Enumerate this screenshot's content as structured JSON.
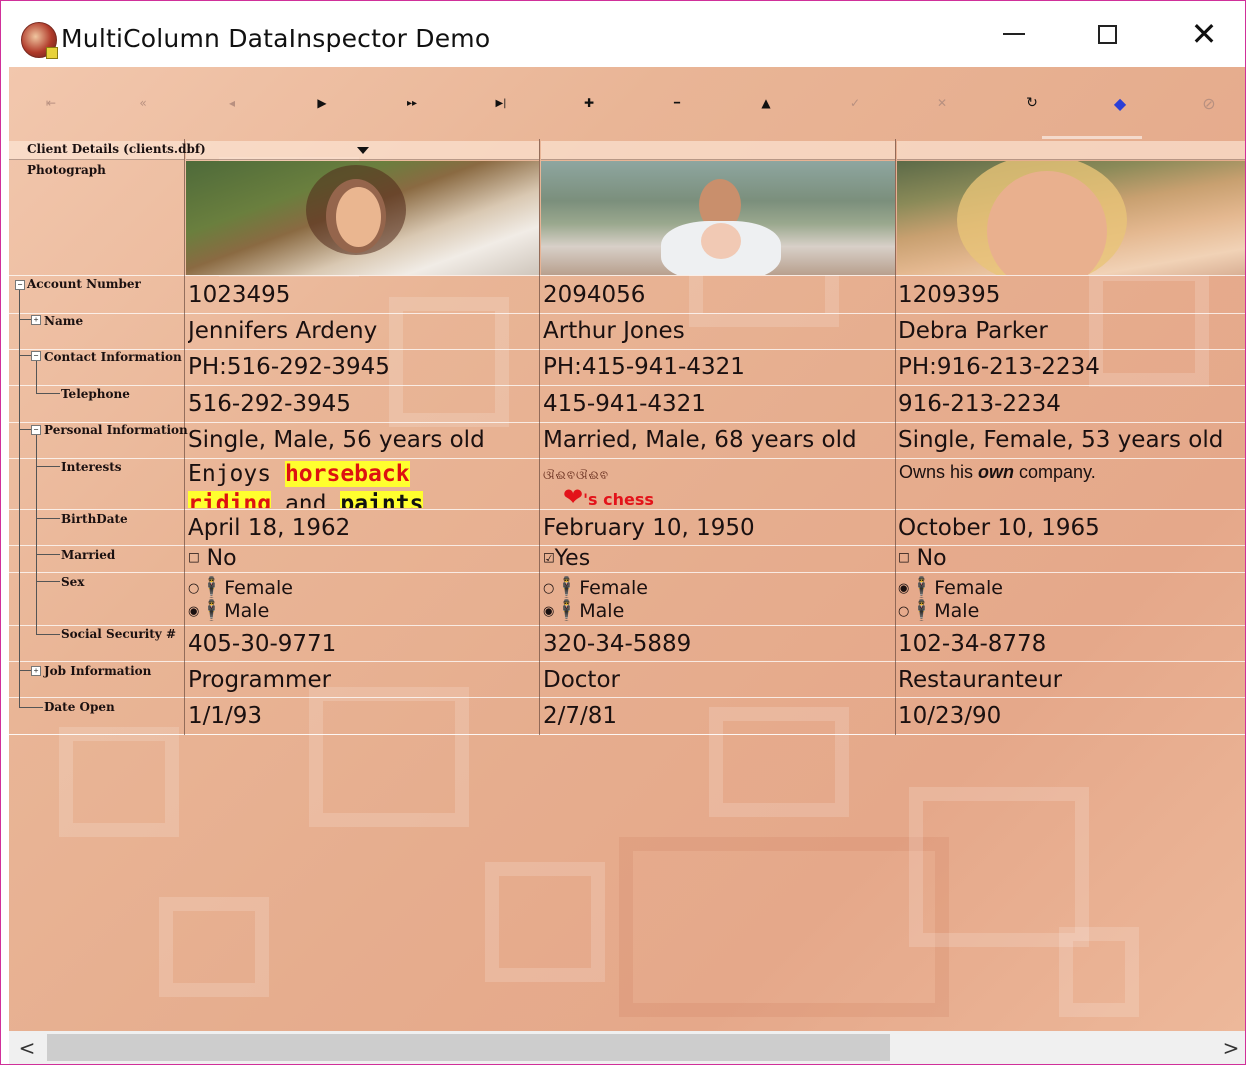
{
  "window": {
    "title": "MultiColumn DataInspector Demo",
    "minimize_icon": "minimize-icon",
    "maximize_icon": "maximize-icon",
    "close_glyph": "✕"
  },
  "toolbar": {
    "buttons": [
      {
        "name": "first-record",
        "glyph": "⇤",
        "enabled": false
      },
      {
        "name": "previous-page",
        "glyph": "«",
        "enabled": false
      },
      {
        "name": "previous-record",
        "glyph": "◂",
        "enabled": false
      },
      {
        "name": "next-record",
        "glyph": "▶",
        "enabled": true
      },
      {
        "name": "next-page",
        "glyph": "▸▸",
        "enabled": true
      },
      {
        "name": "last-record",
        "glyph": "▶|",
        "enabled": true
      },
      {
        "name": "insert-record",
        "glyph": "✚",
        "enabled": true
      },
      {
        "name": "delete-record",
        "glyph": "━",
        "enabled": true
      },
      {
        "name": "edit-record",
        "glyph": "▲",
        "enabled": true
      },
      {
        "name": "post-edit",
        "glyph": "✓",
        "enabled": false
      },
      {
        "name": "cancel-edit",
        "glyph": "✕",
        "enabled": false
      },
      {
        "name": "refresh-data",
        "glyph": "↻",
        "enabled": true
      },
      {
        "name": "apply-filter",
        "glyph": "◆",
        "enabled": true
      },
      {
        "name": "clear-filter",
        "glyph": "⊘",
        "enabled": false
      }
    ]
  },
  "grid": {
    "header_label": "Client Details (clients.dbf)",
    "fields": [
      {
        "label": "Photograph"
      },
      {
        "label": "Account Number"
      },
      {
        "label": "Name"
      },
      {
        "label": "Contact Information"
      },
      {
        "label": "Telephone"
      },
      {
        "label": "Personal Information"
      },
      {
        "label": "Interests"
      },
      {
        "label": "BirthDate"
      },
      {
        "label": "Married"
      },
      {
        "label": "Sex"
      },
      {
        "label": "Social Security #"
      },
      {
        "label": "Job Information"
      },
      {
        "label": "Date Open"
      }
    ],
    "records": [
      {
        "account": "1023495",
        "name": "Jennifers Ardeny",
        "contact": "PH:516-292-3945",
        "telephone": "516-292-3945",
        "personal": "Single, Male, 56 years old",
        "interests": {
          "w1": "Enjoys ",
          "w2": "horseback",
          "w3": "riding",
          "w4": " and ",
          "w5": "paints"
        },
        "birthdate": "April 18, 1962",
        "married": {
          "checked": false,
          "label": "No"
        },
        "sex": {
          "female": "Female",
          "male": "Male",
          "selected": "Male"
        },
        "ssn": "405-30-9771",
        "job": "Programmer",
        "date_open": "1/1/93"
      },
      {
        "account": "2094056",
        "name": "Arthur Jones",
        "contact": "PH:415-941-4321",
        "telephone": "415-941-4321",
        "personal": "Married, Male, 68 years old",
        "interests": {
          "line1": "ଔଈଵଔଈଵ",
          "heart": "❤",
          "suffix": "'s chess"
        },
        "birthdate": "February 10, 1950",
        "married": {
          "checked": true,
          "label": "Yes"
        },
        "sex": {
          "female": "Female",
          "male": "Male",
          "selected": "Male"
        },
        "ssn": "320-34-5889",
        "job": "Doctor",
        "date_open": "2/7/81"
      },
      {
        "account": "1209395",
        "name": "Debra Parker",
        "contact": "PH:916-213-2234",
        "telephone": "916-213-2234",
        "personal": "Single, Female, 53 years old",
        "interests": {
          "pre": "Owns his ",
          "em": "own",
          "post": " company."
        },
        "birthdate": "October 10, 1965",
        "married": {
          "checked": false,
          "label": "No"
        },
        "sex": {
          "female": "Female",
          "male": "Male",
          "selected": "Female"
        },
        "ssn": "102-34-8778",
        "job": "Restauranteur",
        "date_open": "10/23/90"
      }
    ]
  },
  "scrollbar": {
    "left": "<",
    "right": ">"
  },
  "colors": {
    "accent_border": "#d0309a",
    "highlight": "#ffff2e",
    "highlight_text": "#dd1111"
  }
}
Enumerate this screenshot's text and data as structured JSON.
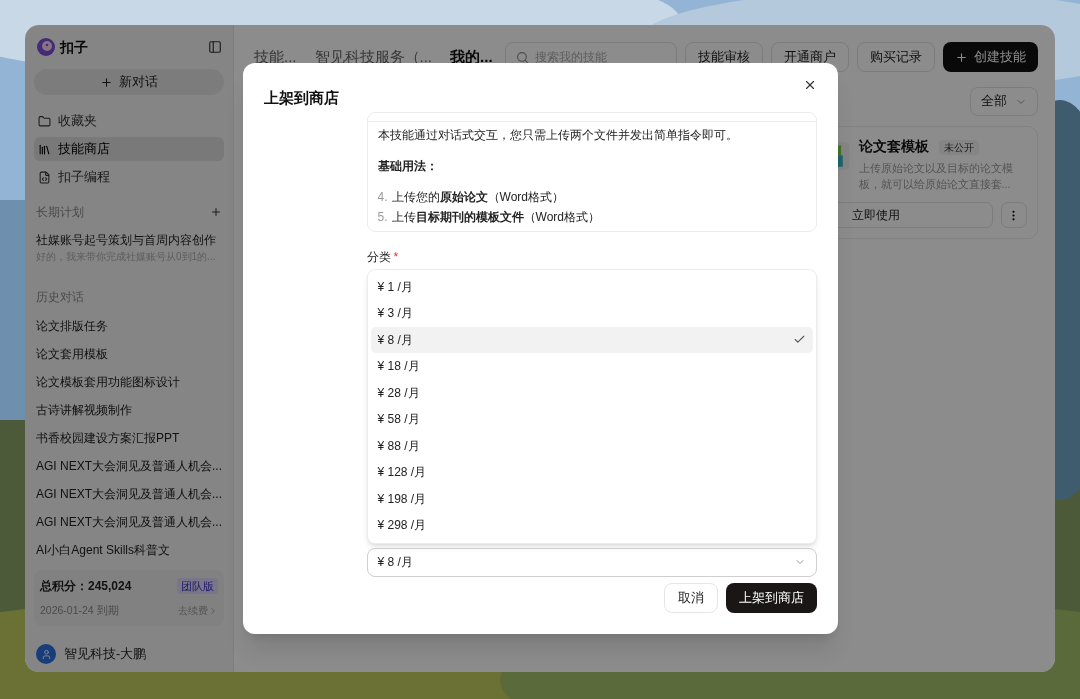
{
  "app": {
    "name": "扣子"
  },
  "sidebar": {
    "new_chat": "新对话",
    "nav": [
      {
        "label": "收藏夹",
        "kind": "folder",
        "selected": false
      },
      {
        "label": "技能商店",
        "kind": "store",
        "selected": true
      },
      {
        "label": "扣子编程",
        "kind": "code",
        "selected": false
      }
    ],
    "plans": {
      "title": "长期计划",
      "items": [
        {
          "title": "社媒账号起号策划与首周内容创作",
          "preview": "好的，我来带你完成社媒账号从0到1的..."
        }
      ]
    },
    "history": {
      "title": "历史对话",
      "items": [
        "论文排版任务",
        "论文套用模板",
        "论文模板套用功能图标设计",
        "古诗讲解视频制作",
        "书香校园建设方案汇报PPT",
        "AGI NEXT大会洞见及普通人机会...",
        "AGI NEXT大会洞见及普通人机会...",
        "AGI NEXT大会洞见及普通人机会...",
        "AI小白Agent Skills科普文"
      ]
    },
    "points": {
      "label": "总积分：245,024",
      "badge": "团队版",
      "expiry": "2026-01-24 到期",
      "renew": "去续费"
    },
    "user": {
      "name": "智见科技-大鹏"
    }
  },
  "main": {
    "tabs": [
      {
        "label": "技能...",
        "selected": false
      },
      {
        "label": "智见科技服务（...",
        "selected": false
      },
      {
        "label": "我的...",
        "selected": true
      }
    ],
    "search": {
      "placeholder": "搜索我的技能"
    },
    "actions": [
      {
        "label": "技能审核",
        "kind": "plain"
      },
      {
        "label": "开通商户",
        "kind": "plain"
      },
      {
        "label": "购买记录",
        "kind": "plain"
      },
      {
        "label": "创建技能",
        "kind": "primary"
      }
    ],
    "filter": "全部",
    "card": {
      "title": "论文套模板",
      "badge": "未公开",
      "description": "上传原始论文以及目标的论文模板，就可以给原始论文直接套...",
      "button": "立即使用"
    }
  },
  "dialog": {
    "title": "上架到商店",
    "description": {
      "intro": "本技能通过对话式交互，您只需上传两个文件并发出简单指令即可。",
      "heading": "基础用法：",
      "steps": [
        {
          "number": "4.",
          "text": "上传您的**原始论文**（Word格式）"
        },
        {
          "number": "5.",
          "text": "上传**目标期刊的模板文件**（Word格式）"
        }
      ]
    },
    "category": {
      "label": "分类",
      "required_mark": "*",
      "value": "¥ 8 /月",
      "options": [
        {
          "label": "¥ 1 /月",
          "selected": false
        },
        {
          "label": "¥ 3 /月",
          "selected": false
        },
        {
          "label": "¥ 8 /月",
          "selected": true
        },
        {
          "label": "¥ 18 /月",
          "selected": false
        },
        {
          "label": "¥ 28 /月",
          "selected": false
        },
        {
          "label": "¥ 58 /月",
          "selected": false
        },
        {
          "label": "¥ 88 /月",
          "selected": false
        },
        {
          "label": "¥ 128 /月",
          "selected": false
        },
        {
          "label": "¥ 198 /月",
          "selected": false
        },
        {
          "label": "¥ 298 /月",
          "selected": false
        }
      ]
    },
    "buttons": [
      {
        "label": "取消",
        "kind": "secondary"
      },
      {
        "label": "上架到商店",
        "kind": "primary"
      }
    ]
  }
}
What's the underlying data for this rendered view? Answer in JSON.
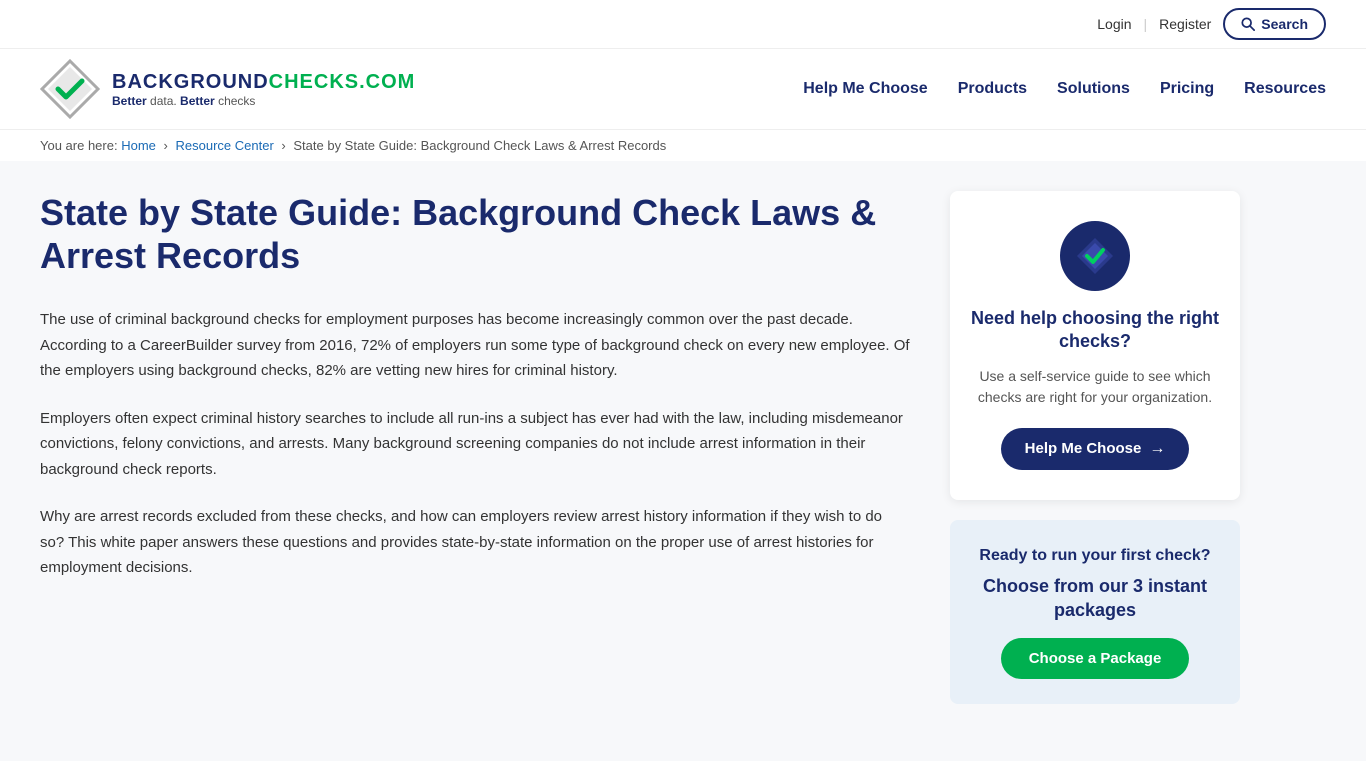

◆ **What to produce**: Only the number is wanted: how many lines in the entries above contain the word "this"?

◆ **Exercise result**: 3